In preparation for tomorrow’s downlink interview with the STS-133 crew we thought it would be fun to talk to an astronaut who’s participated in the in-flight conversations with students and hear what the experience is like for the astronauts. We know what it’s like for students, but what do astronauts think about talking with students from space?
So we asked astronaut Dottie Metcalf-Lindenburger, who I’ve blogged about before. Dottie was a mission specialist on the STS-131 space shuttle mission in 2010. During the mission she participated in two education downlinks: one with more than 1,000 students gathered at the Naval Postgraduate School in Monterey Bay, Calif., and one with students in Gibsonville, N.C., from the auditorium at Eastern Guilford High School.
One of the first things I asked Dottie was to compare the experience of talking to students while standing flat-footed at their school and talking to them with feet floating in the air. How is that experience different for the astronaut being interviewed? Dottie said the space environment lends the conversation to more improvisational moments. “When you’re on Earth and you’re trying to talk about space, it’s hard to make the demonstrations because you’re not in 0 g and you’re in the 1 g environment. I think you can still make (a) great impact (on Earth). It’s just maybe you want to show some clips of video or show some pictures of people that are working or doing things in space to illustrate what you’re trying to talk about. …
“Having now been in space it’s a lot easier to be excited when you’re there in space. I’m always excited about our space program, but I just think when you’re there floating around you don’t even have to work at the excitement energy, while here (on Earth) you might put a little more effort. … You can’t help but be excited while you’re in space!”
We talked about if any moments stood out from either of the in-flight downlinks in which Dottie participated. “I remember a student asking what type of science we were doing in space, and (I) just tried to explain to them there is all the different spectrums of science from your physical and chemical sciences, to engineering, to astronomy, especially with AMS (Alpha Magnetic Spectrometer) coming, but also there are some other astronomy payloads that are up there, to biological on humans, plants and animals, so that all of the sciences that they learn in school happen on the International Space Station, and it really is a science lab.
“It’s hard to tell students about all those payloads because a lot of the investigations are at a post-graduate level but wanting to get them interested in these different sciences that they’re going to have the opportunity to study in school so I remember trying to think ‘how could I put that into something that they know right now at middle school (level)’ and put it into their words because they haven’t maybe even been exposed to some of these sciences yet, so that’s hard. That was a hard question for me!
“And then of course the easier questions that are always fun are what are your favorite foods or what are you eating in space, how do you sleep there. We got those on both of the downlinks we did.”

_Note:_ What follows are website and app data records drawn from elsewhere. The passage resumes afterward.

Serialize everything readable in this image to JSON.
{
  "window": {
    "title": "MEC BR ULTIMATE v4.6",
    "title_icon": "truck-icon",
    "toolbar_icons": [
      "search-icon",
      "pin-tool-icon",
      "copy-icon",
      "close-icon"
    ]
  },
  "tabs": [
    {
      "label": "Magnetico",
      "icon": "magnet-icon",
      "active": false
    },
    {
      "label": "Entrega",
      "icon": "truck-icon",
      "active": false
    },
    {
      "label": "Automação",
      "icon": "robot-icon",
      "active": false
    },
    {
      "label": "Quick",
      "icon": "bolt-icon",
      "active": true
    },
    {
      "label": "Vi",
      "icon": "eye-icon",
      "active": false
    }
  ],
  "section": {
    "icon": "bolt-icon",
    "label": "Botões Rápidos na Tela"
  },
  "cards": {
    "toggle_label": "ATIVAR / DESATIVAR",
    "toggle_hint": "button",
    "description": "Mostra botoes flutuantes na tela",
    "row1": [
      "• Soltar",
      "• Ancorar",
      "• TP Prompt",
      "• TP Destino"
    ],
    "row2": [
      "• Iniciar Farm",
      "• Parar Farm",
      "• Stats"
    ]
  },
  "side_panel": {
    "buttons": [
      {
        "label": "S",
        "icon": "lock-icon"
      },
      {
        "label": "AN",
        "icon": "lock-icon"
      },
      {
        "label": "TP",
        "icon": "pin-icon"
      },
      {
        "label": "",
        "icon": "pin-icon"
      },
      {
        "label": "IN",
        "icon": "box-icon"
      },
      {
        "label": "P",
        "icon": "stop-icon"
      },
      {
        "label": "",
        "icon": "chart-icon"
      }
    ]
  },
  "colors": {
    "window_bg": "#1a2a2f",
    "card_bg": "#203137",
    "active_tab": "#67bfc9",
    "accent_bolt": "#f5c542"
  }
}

Dottie said she tried to make the downlink personal to the students and the school they were talking with. She wanted to make a personal connection with them so they would know that the astronauts were interested in them too and not focused only on answering their question.
“We knew before we were flying who we were going to be talking to, and so while I was quarantined I just got some information about the high school so we could kind of give a little shout-out to the school and know their mascot, maybe know the names of a couple of the teachers that were going to be there just so the kids see that you’re trying to be invested in them too,” Dottie said. “When we were on orbit and actually doing (the downlink), since it is kids, we tried to also show that we were having a lot of fun up there because if you just answer the question, if you just tuck you feet under a handrail and look like you’re standing there then the kids don’t really understand that you’re in space. So Clay (Anderson) hung upside down from one area, and we did some flips and Dex (Commander Alan Poindexter) was throwing food to us, and so we were just trying to make it interactive but also just demonstrate ‘hey, we’re really in space.’”
Dottie had one piece of advice for me tomorrow: speak clearly into the phone. “It was helpful to have that list of questions because sometimes it’s hard to understand the kids. When they get to the mic they get excited or they get nervous or maybe they get too close to the mic. A couple of the questions were actually difficult to understand. Some kids came through much more clearly then others. I wanted to be able to answer the question with the student’s name in the question and make sure I was answering the right type of question. So I think it will be easier for you guys because you’ll speak very clear, and if there’s any miscommunication with the question you can repeat it. It’s harder to get kids (to repeat it) because then they move away from the mic. They ask their question then they move away, they don’t even wait for the answer, and part of that is just the nature of the (event). I think it will be good for your event. I think you’ll have an easier time.”
We closed out our talk with talking about the importance of in-flight education downlinks for inspiring and exciting students about space and human spaceflight. “They are definitely important events,” Dottie said. “We do, when we’re on orbit, take a couple of minutes to collect up some items to make demonstrations. We take them seriously too, and we get to have some fun and we appreciate that too. Of course we were all once their age so we want to inspire them. It’s a fun event for us too.”